Thursday of the Fourth Week of Easter
(Acts 13:13-25; John 13:16-20)
Some Catholic biblical professors want to rename the “Old Testament.” For them, “old” gives the impression that the collection of Scriptures is out of date. Protestants have used the term “Hebrew Scriptures,” but for most Catholics this name is inadequate. We recognize writings for the collection that were written in Greek or Aramaic. The Catholic scholars calling for a change recommend that the collection be called the “First Testament.” “First” gives an aura of importance while relaying the truth that the “New Testament” builds upon it. Today’s segment from the Acts of the Apostles demonstrates this truth.
St. Paul demonstrates how the “First Testament” conveys the underpinnings of Christianity. Paul and Barnabas have begun the “First Missionary Journey” in western Asia Minor. Rather than trying to reach the people by preaching at crossroads, they go to synagogues. There they meet not only Jews but also Greeks who have been attracted to Judaism. They show everyone how Jesus fulfills the Jewish Scriptures. In today’s gospel passage Jesus also alludes to the “First Testament.” He shows how it has predicted what is taking place in his great work of salvation.
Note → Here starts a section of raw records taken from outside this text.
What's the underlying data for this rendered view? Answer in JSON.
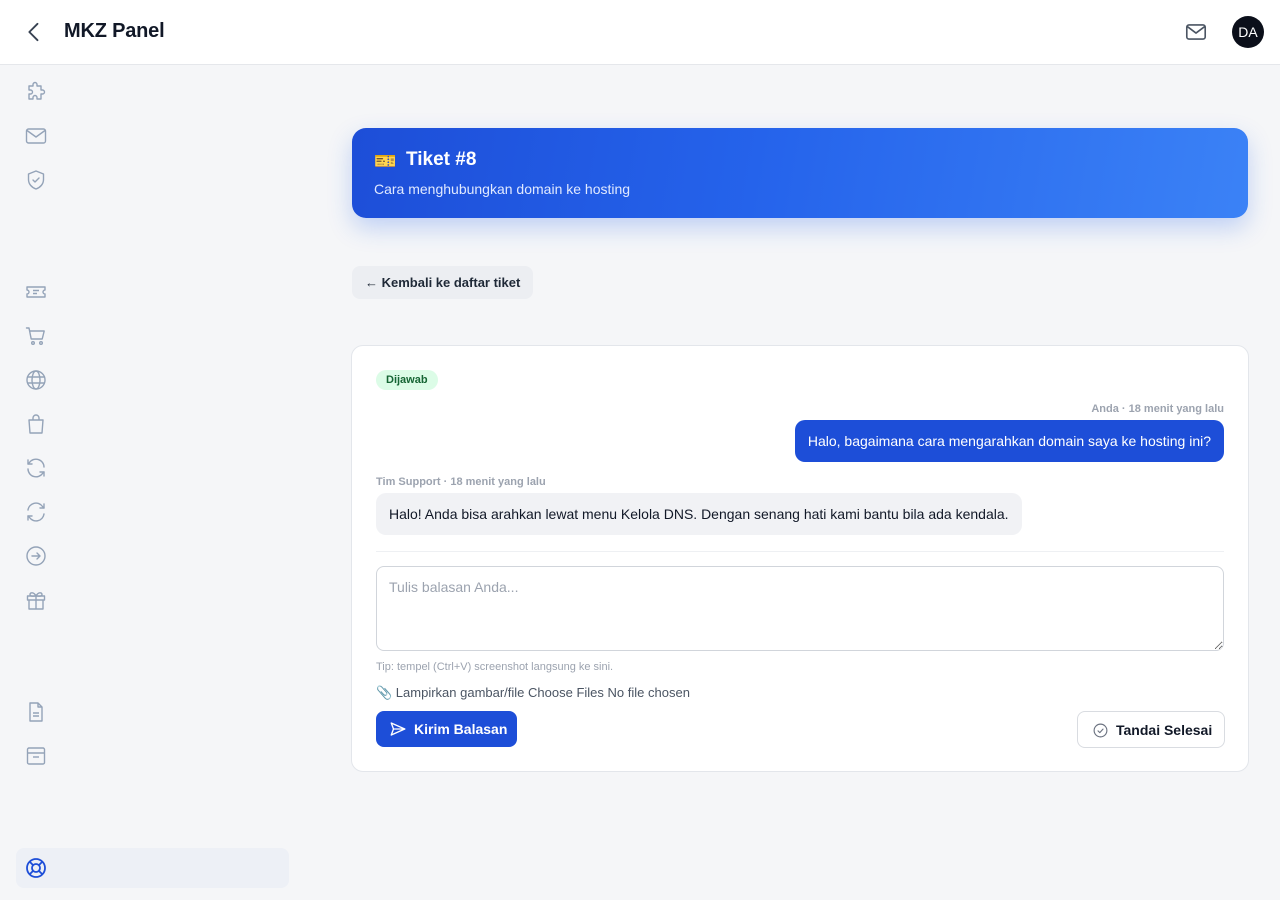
{
  "header": {
    "title": "MKZ Panel",
    "avatar_initials": "DA",
    "icons": [
      "chevron-left-icon",
      "mail-icon"
    ]
  },
  "sidebar": {
    "icons": [
      "puzzle-icon",
      "mail-icon",
      "shield-check-icon",
      "ticket-icon",
      "cart-icon",
      "globe-icon",
      "shopping-bag-icon",
      "refresh-icon",
      "sync-icon",
      "arrow-circle-right-icon",
      "gift-icon",
      "document-icon",
      "archive-icon",
      "life-buoy-icon"
    ],
    "active_icon": "life-buoy-icon"
  },
  "ticket": {
    "emoji": "🎫",
    "title": "Tiket #8",
    "subject": "Cara menghubungkan domain ke hosting",
    "back_label": "← Kembali ke daftar tiket",
    "status": "Dijawab"
  },
  "messages": [
    {
      "author_meta": "Anda · 18 menit yang lalu",
      "text": "Halo, bagaimana cara mengarahkan domain saya ke hosting ini?"
    },
    {
      "author_meta": "Tim Support · 18 menit yang lalu",
      "text": "Halo! Anda bisa arahkan lewat menu Kelola DNS. Dengan senang hati kami bantu bila ada kendala."
    }
  ],
  "reply": {
    "placeholder": "Tulis balasan Anda...",
    "value": "",
    "tip": "Tip: tempel (Ctrl+V) screenshot langsung ke sini.",
    "attach_label": "📎 Lampirkan gambar/file",
    "file_button": "Choose Files",
    "file_status": "No file chosen",
    "send_label": "Kirim Balasan",
    "done_label": "Tandai Selesai"
  },
  "colors": {
    "accent": "#1d4ed8",
    "background": "#f5f6f8",
    "status_bg": "#dcfce7",
    "status_text": "#166534"
  }
}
Sometimes Christians think that there is no need of the “First Testament.” They find the New Testament ample for information and reflection. If this idea were to be realized, we would be shortchanged. The First Scriptures give us a rich understanding of God – His love, mercy, wisdom. Moving from this basis, we can more fully appreciate who Jesus is.